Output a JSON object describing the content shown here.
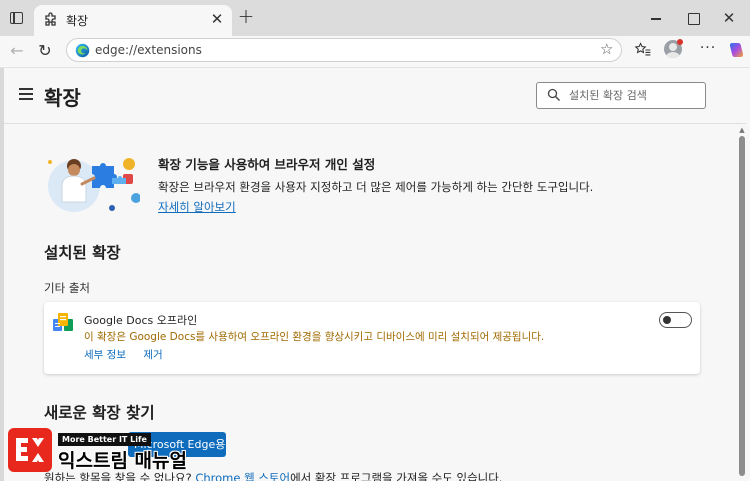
{
  "tab": {
    "title": "확장",
    "close_glyph": "✕"
  },
  "toolbar": {
    "address": "edge://extensions",
    "back_glyph": "←",
    "reload_glyph": "↻",
    "star_glyph": "☆",
    "favorites_glyph": "☆",
    "more_glyph": "···",
    "new_tab_glyph": "+",
    "window_close_glyph": "✕"
  },
  "header": {
    "title": "확장",
    "search_placeholder": "설치된 확장 검색"
  },
  "promo": {
    "title": "확장 기능을 사용하여 브라우저 개인 설정",
    "description": "확장은 브라우저 환경을 사용자 지정하고 더 많은 제어를 가능하게 하는 간단한 도구입니다.",
    "link": "자세히 알아보기"
  },
  "installed": {
    "heading": "설치된 확장",
    "group_label": "기타 출처",
    "extensions": [
      {
        "name": "Google Docs 오프라인",
        "description": "이 확장은 Google Docs를 사용하여 오프라인 환경을 향상시키고 디바이스에 미리 설치되어 제공됩니다.",
        "details_link": "세부 정보",
        "remove_link": "제거",
        "enabled": false
      }
    ]
  },
  "find": {
    "heading": "새로운 확장 찾기",
    "button": "Microsoft Edge용 확장 가져오기",
    "text_before": "원하는 항목을 찾을 수 없나요? ",
    "store_link": "Chrome 웹 스토어",
    "text_after": "에서 확장 프로그램을 가져올 수도 있습니다."
  },
  "watermark": {
    "badge": "More Better IT Life",
    "brand": "익스트림 매뉴얼"
  },
  "colors": {
    "accent": "#0f6cbd",
    "warning_text": "#a06a00",
    "watermark_red": "#e8281c"
  }
}
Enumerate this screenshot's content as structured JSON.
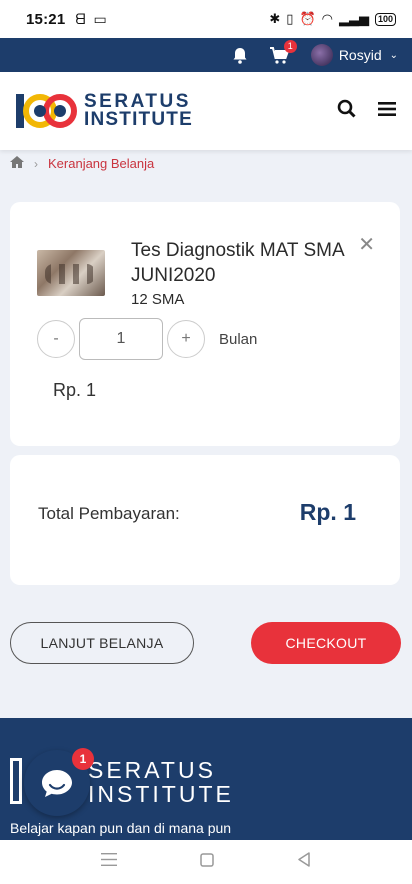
{
  "status_bar": {
    "time": "15:21",
    "battery": "100"
  },
  "topbar": {
    "cart_count": "1",
    "username": "Rosyid"
  },
  "header": {
    "brand_line1": "SERATUS",
    "brand_line2": "INSTITUTE"
  },
  "breadcrumb": {
    "current": "Keranjang Belanja"
  },
  "cart_item": {
    "title": "Tes Diagnostik MAT SMA JUNI2020",
    "subtitle": "12 SMA",
    "decrement_label": "-",
    "increment_label": "+",
    "quantity": "1",
    "unit": "Bulan",
    "price": "Rp. 1"
  },
  "summary": {
    "label": "Total Pembayaran:",
    "value": "Rp. 1"
  },
  "buttons": {
    "continue": "LANJUT BELANJA",
    "checkout": "CHECKOUT"
  },
  "footer": {
    "brand_line1": "SERATUS",
    "brand_line2": "INSTITUTE",
    "tagline": "Belajar kapan pun dan di mana pun",
    "chat_badge": "1"
  },
  "colors": {
    "navy": "#1d3d6b",
    "accent_red": "#e8323b",
    "logo_yellow": "#f2b705"
  }
}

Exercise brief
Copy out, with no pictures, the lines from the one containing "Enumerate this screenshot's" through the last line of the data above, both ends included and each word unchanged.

Exercise solution
Enumerate this screenshot's content as structured JSON.
{
  "status_bar": {
    "time": "15:21",
    "battery": "100"
  },
  "topbar": {
    "cart_count": "1",
    "username": "Rosyid"
  },
  "header": {
    "brand_line1": "SERATUS",
    "brand_line2": "INSTITUTE"
  },
  "breadcrumb": {
    "current": "Keranjang Belanja"
  },
  "cart_item": {
    "title": "Tes Diagnostik MAT SMA JUNI2020",
    "subtitle": "12 SMA",
    "decrement_label": "-",
    "increment_label": "+",
    "quantity": "1",
    "unit": "Bulan",
    "price": "Rp. 1"
  },
  "summary": {
    "label": "Total Pembayaran:",
    "value": "Rp. 1"
  },
  "buttons": {
    "continue": "LANJUT BELANJA",
    "checkout": "CHECKOUT"
  },
  "footer": {
    "brand_line1": "SERATUS",
    "brand_line2": "INSTITUTE",
    "tagline": "Belajar kapan pun dan di mana pun",
    "chat_badge": "1"
  },
  "colors": {
    "navy": "#1d3d6b",
    "accent_red": "#e8323b",
    "logo_yellow": "#f2b705"
  }
}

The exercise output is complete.